Submitted October 29, 2015.
County Circuit Court 12CR2500FE; George William Ambrosini,
Gartlan, Chief Defender, and Ingrid A. MacFarlane, Deputy
Public Defender, Offce of Public Defense Services, fled the
brief for appellant.
F. Rosenblum, Attorney General, Anna M. Joyce, Solicitor
General, and Karla H. Ferrall, Assistant Attorney General,
fled the brief for respondent.
Armstrong, Presiding Judge, and Hadlock, Chief Judge, and
Summary: Defendant appeals a judgment of conviction for
manslaughter in the second degree, ORS 163.125. He assigns
error to the trial court's denial of his motion for
judgment of acquittal, contending that the evidence was
insufficient to prove that he acted recklessly.
Held: Based on the facts adduced at trial and the
reasonable inferences that can be drawn from those facts,
there was sufficient evidence that defendant was aware of and

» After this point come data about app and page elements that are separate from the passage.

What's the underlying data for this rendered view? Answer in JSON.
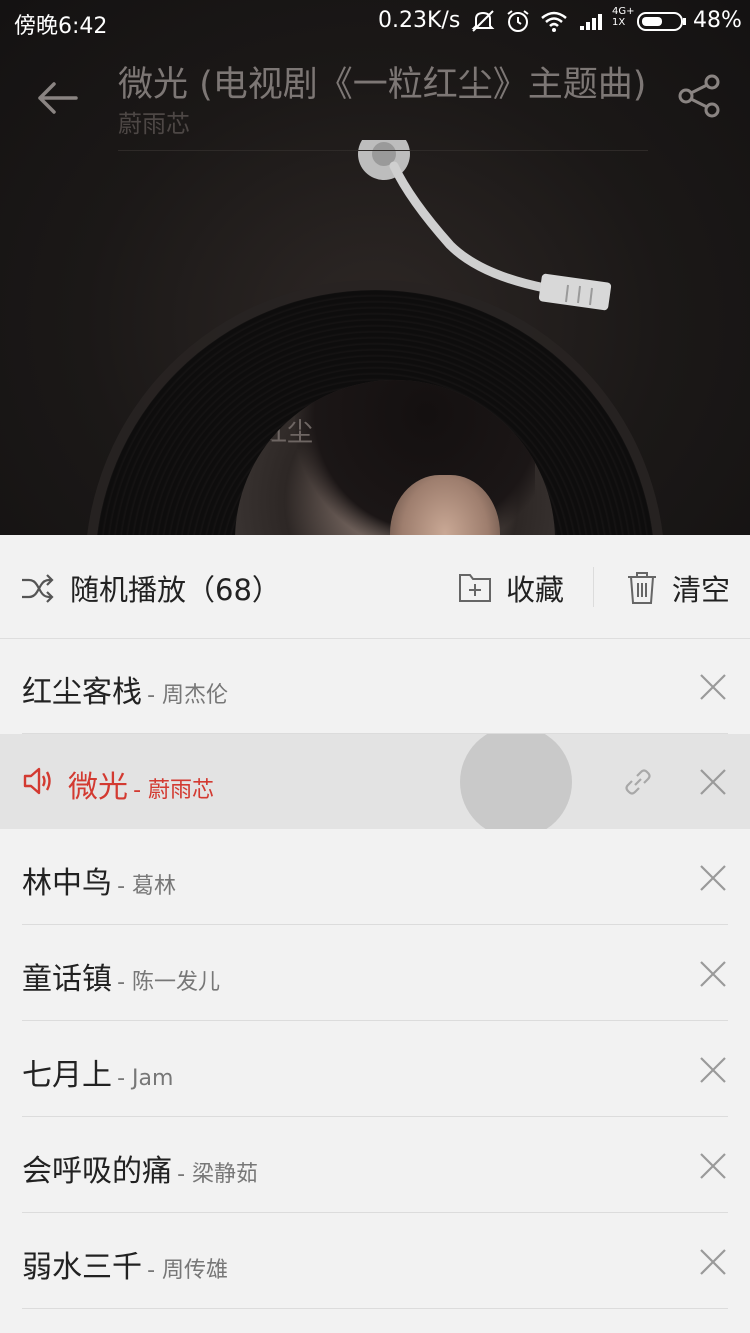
{
  "status_bar": {
    "time": "傍晚6:42",
    "net_speed": "0.23K/s",
    "signal_label": "4G+",
    "signal_sub": "1X",
    "battery": "48%"
  },
  "player": {
    "title": "微光 (电视剧《一粒红尘》主题曲)",
    "artist": "蔚雨芯",
    "album_text": "粒红尘"
  },
  "playlist_header": {
    "shuffle_label": "随机播放（68）",
    "collect_label": "收藏",
    "clear_label": "清空"
  },
  "songs": [
    {
      "name": "红尘客栈",
      "artist": "- 周杰伦",
      "playing": false
    },
    {
      "name": "微光",
      "artist": "- 蔚雨芯",
      "playing": true
    },
    {
      "name": "林中鸟",
      "artist": "- 葛林",
      "playing": false
    },
    {
      "name": "童话镇",
      "artist": "- 陈一发儿",
      "playing": false
    },
    {
      "name": "七月上",
      "artist": "- Jam",
      "playing": false
    },
    {
      "name": "会呼吸的痛",
      "artist": "- 梁静茹",
      "playing": false
    },
    {
      "name": "弱水三千",
      "artist": "- 周传雄",
      "playing": false
    }
  ],
  "colors": {
    "accent": "#d33a31",
    "sheet_bg": "#f2f2f2",
    "playing_row_bg": "#e3e3e3"
  }
}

consciously disregarded a substantial and unjustifiable risk
that his conduct would cause the death of another human
being. Therefore, the evidence was sufficient to prove that
defendant acted recklessly, and the trial court did not err
in denying defendant's motion for judgment of acquittal.
appeals a judgment of conviction for manslaughter in the
second degree, ORS 163.125, for causing the death of another
while driving. He assigns error to the trial court's
denial of his motion for judgment of acquittal, contending
that the evidence was insufficient to prove that he acted
recklessly. The state responds that the evidence is
sufficient "to support a reasonable inference that
defendant was aware of a substantial and unjustifiable risk
that continuing to drive that day would cause the death of
another person and that he consciously disregarded that
risk." We agree with the state. Accordingly, we affirm.
state the facts in the light most favorable to the state and
review those facts to determine whether a rational trier of
fact could have found defendant guilty beyond a reasonable
doubt. State v. Cunningham, 320 Or 47, 63, 880 P.2d
431 (1994), cert den, 514 U.S. 1005 (1995). On the
morning of November 17, 2012, at around 9:00 a.m., Seehawer
pulled out of her driveway and started to drive on Buckhorn
Road. Seehawer noticed that defendant was driving a Jeep
Grand Cherokee "very close to the back of [her] truck,
" and she began to drive faster than usual because she
felt "pushed." When she looked back, defendant had
"backed off." Soon after, defendant's Jeep was
"on [her] tail" a second time but again backed off
until she could no longer see defendant in her rearview
mirror. Defendant's Jeep was on her tail for a third time
as she approached Highway 138.
then turned left from Buckhorn Road onto Highway 138 and
pulled into the far right lane so that defendant could pass
her. Defendant passed Seehawer and continued on Highway 138
in the left lane. At one point, Seehawer observed defendant
"drift" into the turn lane and then correct his
steering back into the left lane. Defendant entered a
"sweeping curve, " and Seehawer lost sight of
defendant's Jeep, but, when she rounded the curve, she
saw defendant's Jeep rolling over.
driving on Highway 138 for about 1.25 miles, defendant's
Jeep had crossed into oncoming traffic and collided with a
red Neon driven by Fields. The two cars initially hit each
other on their front left corners and along the drivers'
sides. Fields received fatal injuries in the collision and
died later that day.
Police Officer Rosas responded to the scene of the crash at
about 9:30 a.m. Rosas observed that defendant's Jeep was
on its right side and waited with defendant until the
paramedics arrived. Defendant's hand was bleeding and he
told the officer that his feet and an ankle were in pain.
Defendant also told Rosas that he hoped that he had not
Dahl and Harr arrived and helped defendant out of the Jeep
and into an ambulance. At that time, defendant was
"alert" and "oriented, " and only
complained about his leg hurting. Both Dahl and Harr noticed
that defendant had "significant scarring" and
recent "track marks" on his forearm, which are
commonly associated with intravenous drug use. Defendant told
Dahl that he was a drug user and that he had "shot
up" that morning. Defendant told Harr that he had used
methamphetamine "a few days" before the crash and
Oxycodone the day before the crash. He also said that he had
felt "really ...